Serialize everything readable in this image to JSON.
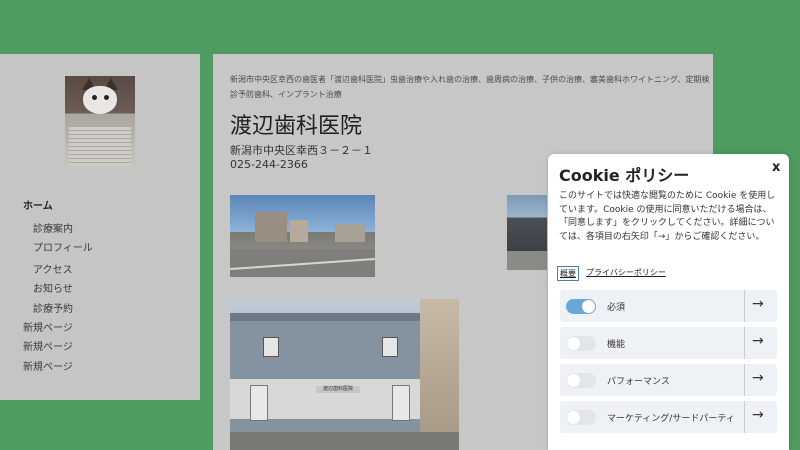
{
  "sidebar": {
    "nav": [
      {
        "label": "ホーム"
      },
      {
        "label": "診療案内"
      },
      {
        "label": "プロフィール"
      },
      {
        "label": "アクセス"
      },
      {
        "label": "お知らせ"
      },
      {
        "label": "診療予約"
      },
      {
        "label": "新規ページ"
      },
      {
        "label": "新規ページ"
      },
      {
        "label": "新規ページ"
      }
    ]
  },
  "main": {
    "description": "新潟市中央区幸西の歯医者「渡辺歯科医院」虫歯治療や入れ歯の治療、歯周病の治療、子供の治療、審美歯科ホワイトニング、定期検診予防歯科、インプラント治療",
    "clinic_name": "渡辺歯科医院",
    "address": "新潟市中央区幸西３－２－１",
    "phone": "025-244-2366",
    "building_sign": "渡辺歯科医院"
  },
  "cookie": {
    "title": "Cookie ポリシー",
    "close": "x",
    "body": "このサイトでは快適な閲覧のために Cookie を使用しています。Cookie の使用に同意いただける場合は、「同意します」をクリックしてください。詳細については、各項目の右矢印「→」からご確認ください。",
    "tab_overview": "概要",
    "privacy_link": "プライバシーポリシー",
    "categories": [
      {
        "label": "必須",
        "enabled": true,
        "arrow": "→"
      },
      {
        "label": "機能",
        "enabled": false,
        "arrow": "→"
      },
      {
        "label": "パフォーマンス",
        "enabled": false,
        "arrow": "→"
      },
      {
        "label": "マーケティング/サードパーティ",
        "enabled": false,
        "arrow": "→"
      }
    ]
  },
  "colors": {
    "background": "#4f9b62",
    "toggle_on": "#6aa6d6"
  }
}
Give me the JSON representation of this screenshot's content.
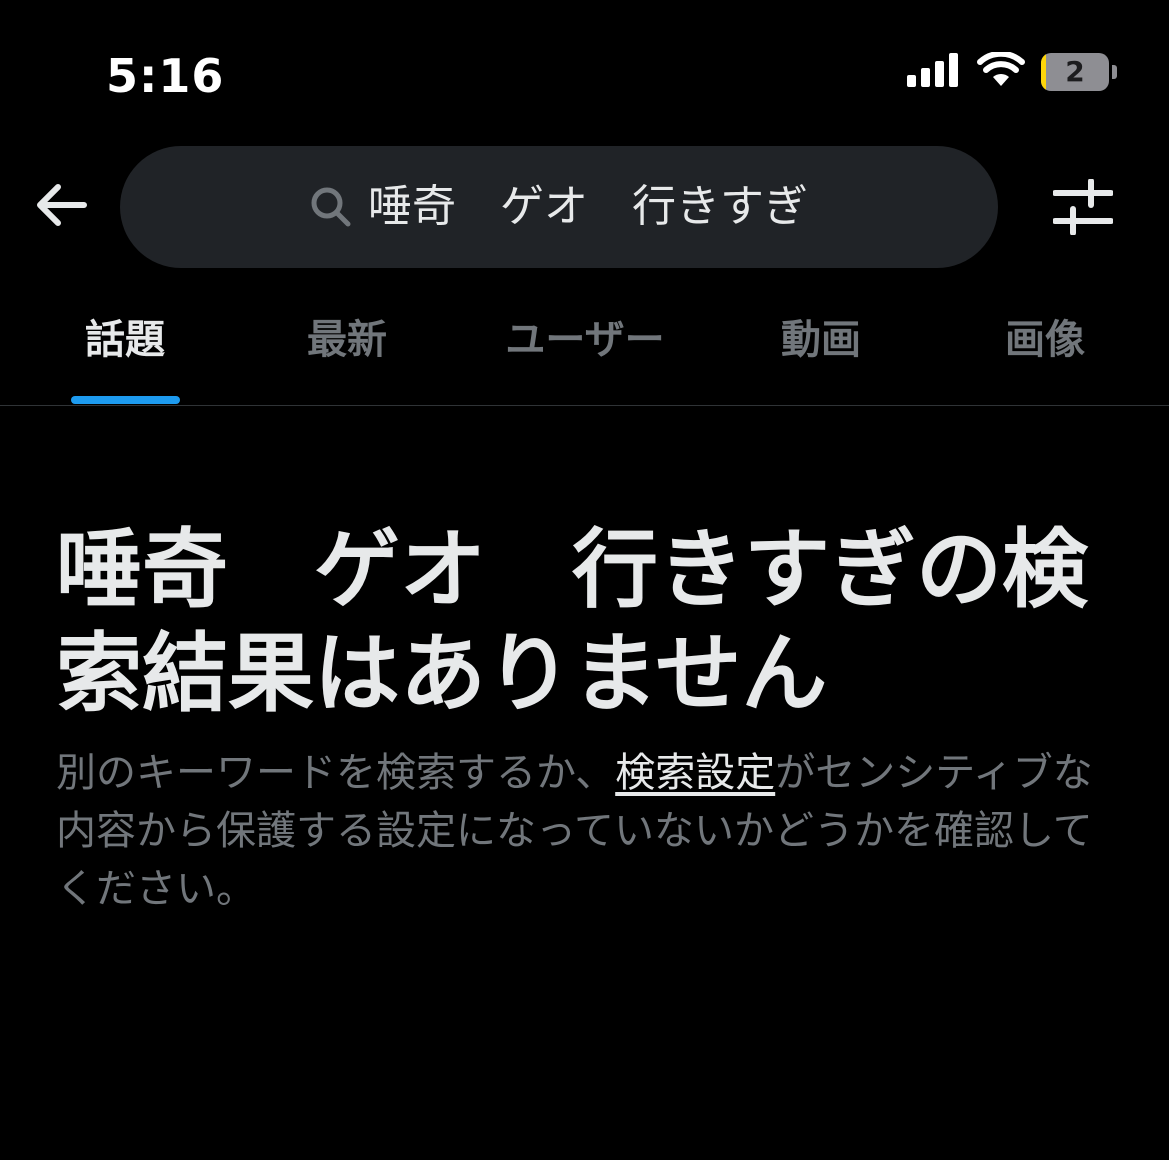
{
  "status_bar": {
    "time": "5:16",
    "battery_text": "2",
    "battery_level_percent": 8,
    "battery_fill_color": "#ffd60a"
  },
  "header": {
    "back_icon": "arrow-left-icon",
    "search_icon": "search-icon",
    "search_query": "唾奇　ゲオ　行きすぎ",
    "filter_icon": "sliders-icon"
  },
  "tabs": [
    {
      "label": "話題",
      "active": true
    },
    {
      "label": "最新",
      "active": false
    },
    {
      "label": "ユーザー",
      "active": false
    },
    {
      "label": "動画",
      "active": false
    },
    {
      "label": "画像",
      "active": false
    }
  ],
  "empty_state": {
    "title": "唾奇　ゲオ　行きすぎの検索結果はありません",
    "desc_before": "別のキーワードを検索するか、",
    "desc_link": "検索設定",
    "desc_after": "がセンシティブな内容から保護する設定になっていないかどうかを確認してください。"
  },
  "colors": {
    "background": "#000000",
    "accent": "#1d9bf0",
    "primary_text": "#e7e9ea",
    "secondary_text": "#71767b",
    "search_bg": "#202327"
  }
}
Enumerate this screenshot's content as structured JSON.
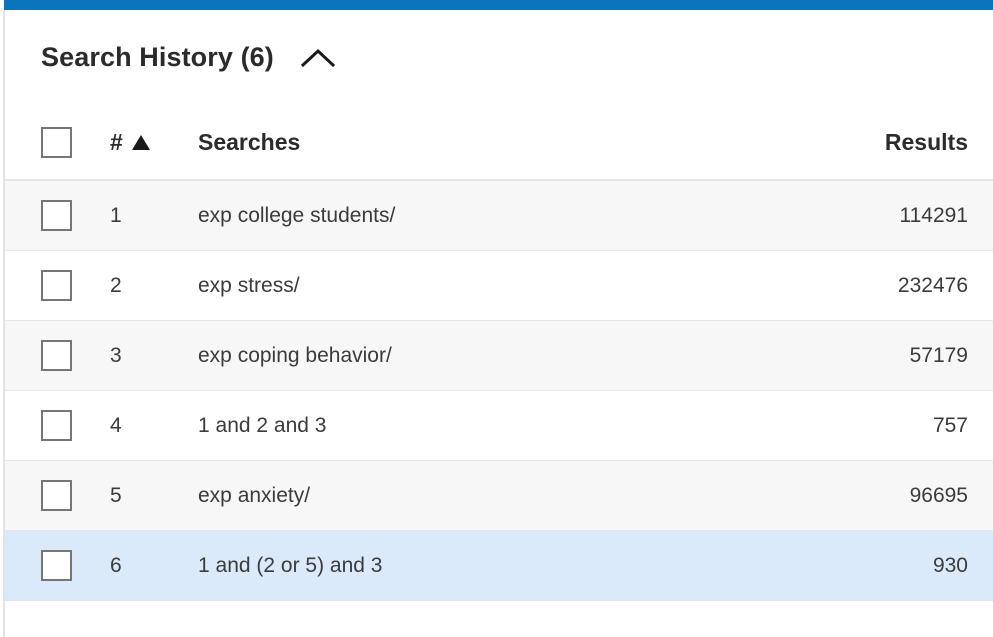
{
  "theme": {
    "accent_bar_color": "#0a74bd",
    "row_stripe_color": "#f7f7f7",
    "row_active_color": "#daeafa",
    "border_color": "#e6e6e6"
  },
  "panel": {
    "title": "Search History (6)",
    "collapse_icon": "chevron-up-icon",
    "collapse_state": "expanded"
  },
  "table": {
    "columns": {
      "select_all": "",
      "number": "#",
      "sort_indicator": "ascending",
      "searches": "Searches",
      "results": "Results"
    },
    "rows": [
      {
        "number": "1",
        "query": "exp college students/",
        "results": "114291",
        "selected": false,
        "highlighted": false
      },
      {
        "number": "2",
        "query": "exp stress/",
        "results": "232476",
        "selected": false,
        "highlighted": false
      },
      {
        "number": "3",
        "query": "exp coping behavior/",
        "results": "57179",
        "selected": false,
        "highlighted": false
      },
      {
        "number": "4",
        "query": "1 and 2 and 3",
        "results": "757",
        "selected": false,
        "highlighted": false
      },
      {
        "number": "5",
        "query": "exp anxiety/",
        "results": "96695",
        "selected": false,
        "highlighted": false
      },
      {
        "number": "6",
        "query": "1 and (2 or 5) and 3",
        "results": "930",
        "selected": false,
        "highlighted": true
      }
    ]
  }
}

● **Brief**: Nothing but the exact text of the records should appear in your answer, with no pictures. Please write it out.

● **Response to the task**:
Serialize everything readable in this image to JSON.
{
  "sidebar": {
    "nav": [
      {
        "label": "ホーム"
      },
      {
        "label": "診療案内"
      },
      {
        "label": "プロフィール"
      },
      {
        "label": "アクセス"
      },
      {
        "label": "お知らせ"
      },
      {
        "label": "診療予約"
      },
      {
        "label": "新規ページ"
      },
      {
        "label": "新規ページ"
      },
      {
        "label": "新規ページ"
      }
    ]
  },
  "main": {
    "description": "新潟市中央区幸西の歯医者「渡辺歯科医院」虫歯治療や入れ歯の治療、歯周病の治療、子供の治療、審美歯科ホワイトニング、定期検診予防歯科、インプラント治療",
    "clinic_name": "渡辺歯科医院",
    "address": "新潟市中央区幸西３－２－１",
    "phone": "025-244-2366",
    "building_sign": "渡辺歯科医院"
  },
  "cookie": {
    "title": "Cookie ポリシー",
    "close": "x",
    "body": "このサイトでは快適な閲覧のために Cookie を使用しています。Cookie の使用に同意いただける場合は、「同意します」をクリックしてください。詳細については、各項目の右矢印「→」からご確認ください。",
    "tab_overview": "概要",
    "privacy_link": "プライバシーポリシー",
    "categories": [
      {
        "label": "必須",
        "enabled": true,
        "arrow": "→"
      },
      {
        "label": "機能",
        "enabled": false,
        "arrow": "→"
      },
      {
        "label": "パフォーマンス",
        "enabled": false,
        "arrow": "→"
      },
      {
        "label": "マーケティング/サードパーティ",
        "enabled": false,
        "arrow": "→"
      }
    ]
  },
  "colors": {
    "background": "#4f9b62",
    "toggle_on": "#6aa6d6"
  }
}
Give me the JSON representation of this screenshot's content.
{
  "status_bar": {
    "time": "5:16",
    "battery_text": "2",
    "battery_level_percent": 8,
    "battery_fill_color": "#ffd60a"
  },
  "header": {
    "back_icon": "arrow-left-icon",
    "search_icon": "search-icon",
    "search_query": "唾奇　ゲオ　行きすぎ",
    "filter_icon": "sliders-icon"
  },
  "tabs": [
    {
      "label": "話題",
      "active": true
    },
    {
      "label": "最新",
      "active": false
    },
    {
      "label": "ユーザー",
      "active": false
    },
    {
      "label": "動画",
      "active": false
    },
    {
      "label": "画像",
      "active": false
    }
  ],
  "empty_state": {
    "title": "唾奇　ゲオ　行きすぎの検索結果はありません",
    "desc_before": "別のキーワードを検索するか、",
    "desc_link": "検索設定",
    "desc_after": "がセンシティブな内容から保護する設定になっていないかどうかを確認してください。"
  },
  "colors": {
    "background": "#000000",
    "accent": "#1d9bf0",
    "primary_text": "#e7e9ea",
    "secondary_text": "#71767b",
    "search_bg": "#202327"
  }
}
Enumerate this screenshot's content as structured JSON.
{
  "theme": {
    "accent_bar_color": "#0a74bd",
    "row_stripe_color": "#f7f7f7",
    "row_active_color": "#daeafa",
    "border_color": "#e6e6e6"
  },
  "panel": {
    "title": "Search History (6)",
    "collapse_icon": "chevron-up-icon",
    "collapse_state": "expanded"
  },
  "table": {
    "columns": {
      "select_all": "",
      "number": "#",
      "sort_indicator": "ascending",
      "searches": "Searches",
      "results": "Results"
    },
    "rows": [
      {
        "number": "1",
        "query": "exp college students/",
        "results": "114291",
        "selected": false,
        "highlighted": false
      },
      {
        "number": "2",
        "query": "exp stress/",
        "results": "232476",
        "selected": false,
        "highlighted": false
      },
      {
        "number": "3",
        "query": "exp coping behavior/",
        "results": "57179",
        "selected": false,
        "highlighted": false
      },
      {
        "number": "4",
        "query": "1 and 2 and 3",
        "results": "757",
        "selected": false,
        "highlighted": false
      },
      {
        "number": "5",
        "query": "exp anxiety/",
        "results": "96695",
        "selected": false,
        "highlighted": false
      },
      {
        "number": "6",
        "query": "1 and (2 or 5) and 3",
        "results": "930",
        "selected": false,
        "highlighted": true
      }
    ]
  }
}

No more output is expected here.